### ACTIVITY
Whenever a line of the entries below holds the string "label", copy that line and return it.

### RAW DATA
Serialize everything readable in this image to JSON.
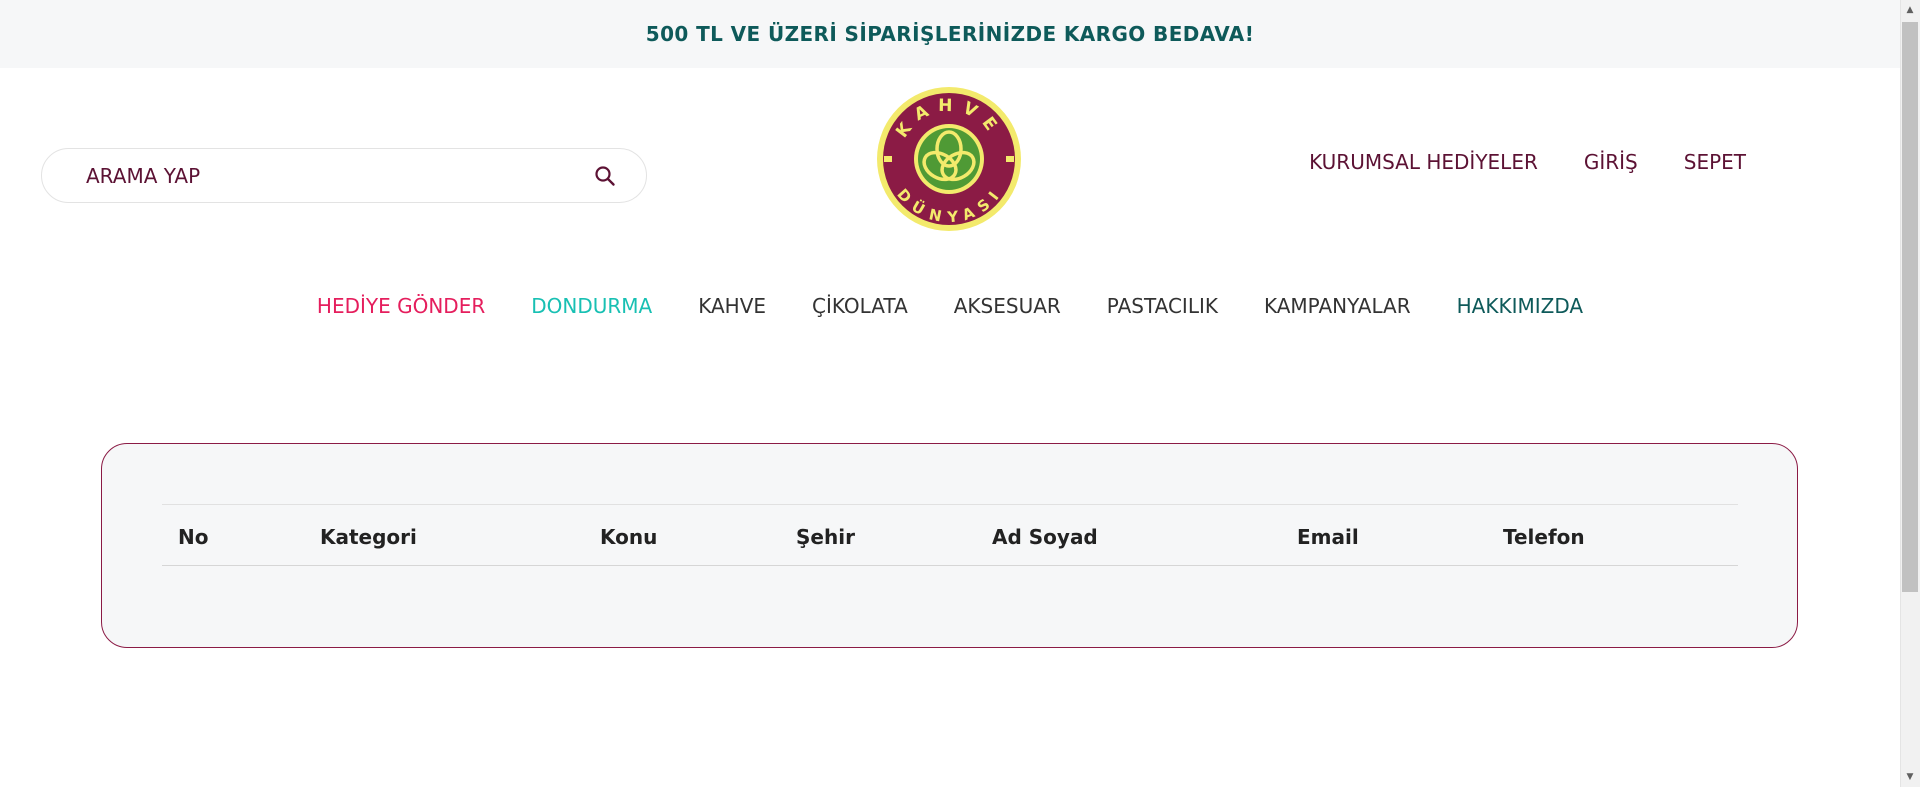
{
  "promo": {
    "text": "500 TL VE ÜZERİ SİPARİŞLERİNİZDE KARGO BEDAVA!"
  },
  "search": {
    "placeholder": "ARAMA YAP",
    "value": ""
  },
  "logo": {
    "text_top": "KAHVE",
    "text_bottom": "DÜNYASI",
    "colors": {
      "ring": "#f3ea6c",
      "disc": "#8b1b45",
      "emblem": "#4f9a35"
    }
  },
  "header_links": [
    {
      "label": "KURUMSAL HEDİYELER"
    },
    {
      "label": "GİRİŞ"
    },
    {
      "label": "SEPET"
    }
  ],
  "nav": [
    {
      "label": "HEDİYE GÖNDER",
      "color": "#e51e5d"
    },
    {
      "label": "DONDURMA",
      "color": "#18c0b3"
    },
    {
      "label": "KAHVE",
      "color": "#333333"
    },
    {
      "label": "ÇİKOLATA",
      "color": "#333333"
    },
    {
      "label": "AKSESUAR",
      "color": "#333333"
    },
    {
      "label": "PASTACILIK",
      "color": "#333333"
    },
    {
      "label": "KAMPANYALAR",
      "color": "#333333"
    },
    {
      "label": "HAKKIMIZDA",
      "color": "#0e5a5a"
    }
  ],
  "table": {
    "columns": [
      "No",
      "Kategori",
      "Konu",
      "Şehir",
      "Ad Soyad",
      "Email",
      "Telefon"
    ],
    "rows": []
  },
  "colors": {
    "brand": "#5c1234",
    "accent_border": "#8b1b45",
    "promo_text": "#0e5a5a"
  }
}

### RESPONSE TO THIS EXERCISE
      "label": "KURUMSAL HEDİYELER"
      "label": "GİRİŞ"
      "label": "SEPET"
      "label": "HEDİYE GÖNDER",
      "label": "DONDURMA",
      "label": "KAHVE",
      "label": "ÇİKOLATA",
      "label": "AKSESUAR",
      "label": "PASTACILIK",
      "label": "KAMPANYALAR",
      "label": "HAKKIMIZDA",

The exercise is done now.